> [DESCRIPTION OF THE TASK]:
Find every line containing the word "screenshot" in the records below; report only how many there are.
■ ■ ■ ■ ■ ■ ■
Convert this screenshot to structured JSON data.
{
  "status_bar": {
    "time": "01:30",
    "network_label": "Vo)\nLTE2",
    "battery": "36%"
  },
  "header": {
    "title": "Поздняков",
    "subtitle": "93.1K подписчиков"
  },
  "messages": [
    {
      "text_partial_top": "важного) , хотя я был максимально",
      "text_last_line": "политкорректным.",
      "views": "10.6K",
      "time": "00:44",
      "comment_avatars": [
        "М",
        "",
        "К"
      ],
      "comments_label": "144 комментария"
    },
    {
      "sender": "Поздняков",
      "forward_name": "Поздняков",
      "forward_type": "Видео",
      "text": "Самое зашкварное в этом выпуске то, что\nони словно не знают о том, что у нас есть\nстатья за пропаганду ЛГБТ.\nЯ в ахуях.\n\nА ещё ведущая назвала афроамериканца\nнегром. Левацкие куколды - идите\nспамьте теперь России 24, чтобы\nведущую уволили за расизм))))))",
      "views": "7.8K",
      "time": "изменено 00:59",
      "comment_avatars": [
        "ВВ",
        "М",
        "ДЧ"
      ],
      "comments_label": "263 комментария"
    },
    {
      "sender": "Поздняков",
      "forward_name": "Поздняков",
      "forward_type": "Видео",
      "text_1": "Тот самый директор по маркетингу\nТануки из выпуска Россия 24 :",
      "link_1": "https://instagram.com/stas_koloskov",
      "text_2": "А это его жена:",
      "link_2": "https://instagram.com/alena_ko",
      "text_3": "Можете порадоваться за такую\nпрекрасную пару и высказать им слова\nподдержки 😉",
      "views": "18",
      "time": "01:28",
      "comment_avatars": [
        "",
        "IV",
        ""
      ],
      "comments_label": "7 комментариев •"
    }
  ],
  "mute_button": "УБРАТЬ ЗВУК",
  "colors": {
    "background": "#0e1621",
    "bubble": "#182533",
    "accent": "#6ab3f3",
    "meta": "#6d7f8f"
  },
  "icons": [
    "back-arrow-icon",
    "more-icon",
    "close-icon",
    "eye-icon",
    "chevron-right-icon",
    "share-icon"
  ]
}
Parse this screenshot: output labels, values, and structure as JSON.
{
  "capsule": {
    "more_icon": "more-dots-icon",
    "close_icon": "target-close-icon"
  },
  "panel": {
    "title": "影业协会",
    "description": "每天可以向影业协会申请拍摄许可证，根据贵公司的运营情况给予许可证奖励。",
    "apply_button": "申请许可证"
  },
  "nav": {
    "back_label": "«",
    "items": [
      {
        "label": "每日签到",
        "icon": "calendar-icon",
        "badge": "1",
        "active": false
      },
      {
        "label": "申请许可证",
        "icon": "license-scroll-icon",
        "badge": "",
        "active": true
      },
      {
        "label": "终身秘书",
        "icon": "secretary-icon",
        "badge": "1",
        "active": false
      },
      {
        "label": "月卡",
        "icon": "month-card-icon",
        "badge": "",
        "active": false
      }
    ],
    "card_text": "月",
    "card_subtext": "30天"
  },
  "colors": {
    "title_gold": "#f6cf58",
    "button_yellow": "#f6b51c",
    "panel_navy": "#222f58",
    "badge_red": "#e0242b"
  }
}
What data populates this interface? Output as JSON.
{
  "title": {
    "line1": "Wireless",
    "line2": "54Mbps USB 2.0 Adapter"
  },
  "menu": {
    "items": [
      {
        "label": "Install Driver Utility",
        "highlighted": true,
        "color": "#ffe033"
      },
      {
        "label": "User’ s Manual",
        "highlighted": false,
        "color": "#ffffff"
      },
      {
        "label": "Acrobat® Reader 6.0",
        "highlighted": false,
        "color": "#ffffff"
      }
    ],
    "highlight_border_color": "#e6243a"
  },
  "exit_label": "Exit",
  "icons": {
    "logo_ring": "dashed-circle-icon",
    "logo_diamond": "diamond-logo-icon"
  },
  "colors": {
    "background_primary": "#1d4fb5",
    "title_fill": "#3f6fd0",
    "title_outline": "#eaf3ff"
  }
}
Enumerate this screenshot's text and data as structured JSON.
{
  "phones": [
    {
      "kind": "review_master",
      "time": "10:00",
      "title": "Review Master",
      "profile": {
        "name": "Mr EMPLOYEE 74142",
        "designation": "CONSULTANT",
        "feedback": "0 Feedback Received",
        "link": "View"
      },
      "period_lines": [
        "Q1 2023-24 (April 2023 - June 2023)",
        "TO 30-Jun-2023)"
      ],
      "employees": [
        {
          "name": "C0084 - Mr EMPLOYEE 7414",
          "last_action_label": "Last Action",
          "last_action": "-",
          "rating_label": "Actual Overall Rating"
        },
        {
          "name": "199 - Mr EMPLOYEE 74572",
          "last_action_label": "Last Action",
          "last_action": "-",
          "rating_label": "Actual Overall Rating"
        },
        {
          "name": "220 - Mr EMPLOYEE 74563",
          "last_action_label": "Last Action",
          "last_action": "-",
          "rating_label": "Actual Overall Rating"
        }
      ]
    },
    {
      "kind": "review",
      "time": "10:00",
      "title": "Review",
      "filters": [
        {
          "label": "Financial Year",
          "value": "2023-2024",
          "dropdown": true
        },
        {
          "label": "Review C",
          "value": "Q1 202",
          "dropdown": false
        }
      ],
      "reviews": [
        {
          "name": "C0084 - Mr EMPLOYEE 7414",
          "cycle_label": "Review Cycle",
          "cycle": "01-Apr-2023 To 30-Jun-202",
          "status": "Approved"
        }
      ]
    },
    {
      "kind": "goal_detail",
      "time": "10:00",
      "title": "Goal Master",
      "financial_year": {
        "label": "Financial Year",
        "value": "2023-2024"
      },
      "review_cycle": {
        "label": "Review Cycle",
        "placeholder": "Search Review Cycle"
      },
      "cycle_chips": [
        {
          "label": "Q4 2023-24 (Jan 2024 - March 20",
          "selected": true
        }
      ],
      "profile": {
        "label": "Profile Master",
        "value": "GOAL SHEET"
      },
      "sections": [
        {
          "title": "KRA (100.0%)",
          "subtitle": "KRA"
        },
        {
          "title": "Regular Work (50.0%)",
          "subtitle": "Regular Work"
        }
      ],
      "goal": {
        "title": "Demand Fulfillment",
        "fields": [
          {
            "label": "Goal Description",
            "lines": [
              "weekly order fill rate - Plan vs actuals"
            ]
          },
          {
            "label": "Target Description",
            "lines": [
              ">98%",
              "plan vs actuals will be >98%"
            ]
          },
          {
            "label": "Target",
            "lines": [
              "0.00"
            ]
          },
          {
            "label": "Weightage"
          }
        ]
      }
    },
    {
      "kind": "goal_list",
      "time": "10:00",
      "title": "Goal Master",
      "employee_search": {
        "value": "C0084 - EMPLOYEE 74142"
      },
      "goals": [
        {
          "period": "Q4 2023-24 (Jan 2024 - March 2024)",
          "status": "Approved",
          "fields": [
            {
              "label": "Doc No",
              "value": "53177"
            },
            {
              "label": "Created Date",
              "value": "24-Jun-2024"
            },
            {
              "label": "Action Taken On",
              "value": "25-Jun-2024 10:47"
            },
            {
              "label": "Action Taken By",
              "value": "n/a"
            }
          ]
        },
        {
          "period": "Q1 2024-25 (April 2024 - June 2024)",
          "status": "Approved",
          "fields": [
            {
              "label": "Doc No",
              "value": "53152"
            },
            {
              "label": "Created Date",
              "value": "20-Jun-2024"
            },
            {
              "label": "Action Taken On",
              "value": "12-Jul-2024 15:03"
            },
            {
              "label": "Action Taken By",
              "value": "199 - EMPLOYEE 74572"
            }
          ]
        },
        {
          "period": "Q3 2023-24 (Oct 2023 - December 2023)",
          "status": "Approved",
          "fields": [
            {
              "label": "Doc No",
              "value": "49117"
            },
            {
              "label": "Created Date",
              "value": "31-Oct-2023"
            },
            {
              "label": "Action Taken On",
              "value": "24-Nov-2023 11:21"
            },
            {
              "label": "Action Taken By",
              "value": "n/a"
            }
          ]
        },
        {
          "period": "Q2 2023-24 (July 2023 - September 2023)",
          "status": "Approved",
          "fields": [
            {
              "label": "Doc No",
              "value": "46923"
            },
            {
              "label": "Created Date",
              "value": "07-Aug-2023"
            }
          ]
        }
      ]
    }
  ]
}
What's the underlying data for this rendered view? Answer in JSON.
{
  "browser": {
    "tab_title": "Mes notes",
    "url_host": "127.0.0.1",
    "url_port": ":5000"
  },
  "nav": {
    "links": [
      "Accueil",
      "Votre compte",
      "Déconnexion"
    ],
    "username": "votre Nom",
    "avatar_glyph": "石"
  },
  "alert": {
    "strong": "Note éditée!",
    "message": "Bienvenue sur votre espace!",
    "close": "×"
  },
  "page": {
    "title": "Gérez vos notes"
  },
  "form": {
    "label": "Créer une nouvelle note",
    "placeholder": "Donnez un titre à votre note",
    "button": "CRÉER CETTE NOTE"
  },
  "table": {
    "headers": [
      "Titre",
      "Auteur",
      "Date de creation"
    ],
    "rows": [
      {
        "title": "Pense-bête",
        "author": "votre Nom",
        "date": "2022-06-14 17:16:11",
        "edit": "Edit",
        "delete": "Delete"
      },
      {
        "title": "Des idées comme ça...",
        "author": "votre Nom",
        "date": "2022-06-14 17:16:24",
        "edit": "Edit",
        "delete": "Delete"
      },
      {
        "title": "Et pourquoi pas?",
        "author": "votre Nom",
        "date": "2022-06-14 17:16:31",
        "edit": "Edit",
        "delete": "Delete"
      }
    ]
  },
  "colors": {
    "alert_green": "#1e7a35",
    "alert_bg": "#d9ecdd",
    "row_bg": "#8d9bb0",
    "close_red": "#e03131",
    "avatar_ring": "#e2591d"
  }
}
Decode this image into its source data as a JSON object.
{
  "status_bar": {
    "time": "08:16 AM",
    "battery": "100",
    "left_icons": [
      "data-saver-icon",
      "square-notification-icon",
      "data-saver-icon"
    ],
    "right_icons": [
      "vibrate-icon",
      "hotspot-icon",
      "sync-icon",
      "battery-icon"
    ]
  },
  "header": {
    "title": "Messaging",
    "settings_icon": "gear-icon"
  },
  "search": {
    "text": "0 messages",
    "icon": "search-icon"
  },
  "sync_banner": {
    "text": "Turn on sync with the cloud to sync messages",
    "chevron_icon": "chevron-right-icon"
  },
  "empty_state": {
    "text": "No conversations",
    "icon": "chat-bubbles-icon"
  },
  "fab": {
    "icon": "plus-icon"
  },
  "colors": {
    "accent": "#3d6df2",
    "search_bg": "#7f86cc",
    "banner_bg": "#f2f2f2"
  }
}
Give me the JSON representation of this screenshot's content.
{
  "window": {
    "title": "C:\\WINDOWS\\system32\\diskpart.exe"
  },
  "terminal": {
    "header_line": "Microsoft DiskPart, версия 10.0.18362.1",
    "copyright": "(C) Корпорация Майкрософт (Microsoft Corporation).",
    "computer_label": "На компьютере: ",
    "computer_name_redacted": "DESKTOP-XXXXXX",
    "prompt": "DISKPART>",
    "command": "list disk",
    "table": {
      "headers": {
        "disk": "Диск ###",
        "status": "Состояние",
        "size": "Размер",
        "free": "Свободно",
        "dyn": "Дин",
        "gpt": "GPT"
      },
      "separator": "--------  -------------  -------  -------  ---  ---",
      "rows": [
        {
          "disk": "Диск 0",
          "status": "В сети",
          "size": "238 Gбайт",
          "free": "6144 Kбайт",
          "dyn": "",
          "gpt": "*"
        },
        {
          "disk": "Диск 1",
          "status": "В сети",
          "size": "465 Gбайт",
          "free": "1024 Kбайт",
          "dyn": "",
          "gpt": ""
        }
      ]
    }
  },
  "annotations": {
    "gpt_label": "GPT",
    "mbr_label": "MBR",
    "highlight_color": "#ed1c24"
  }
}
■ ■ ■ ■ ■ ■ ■
> [RESULT BELOW]:
4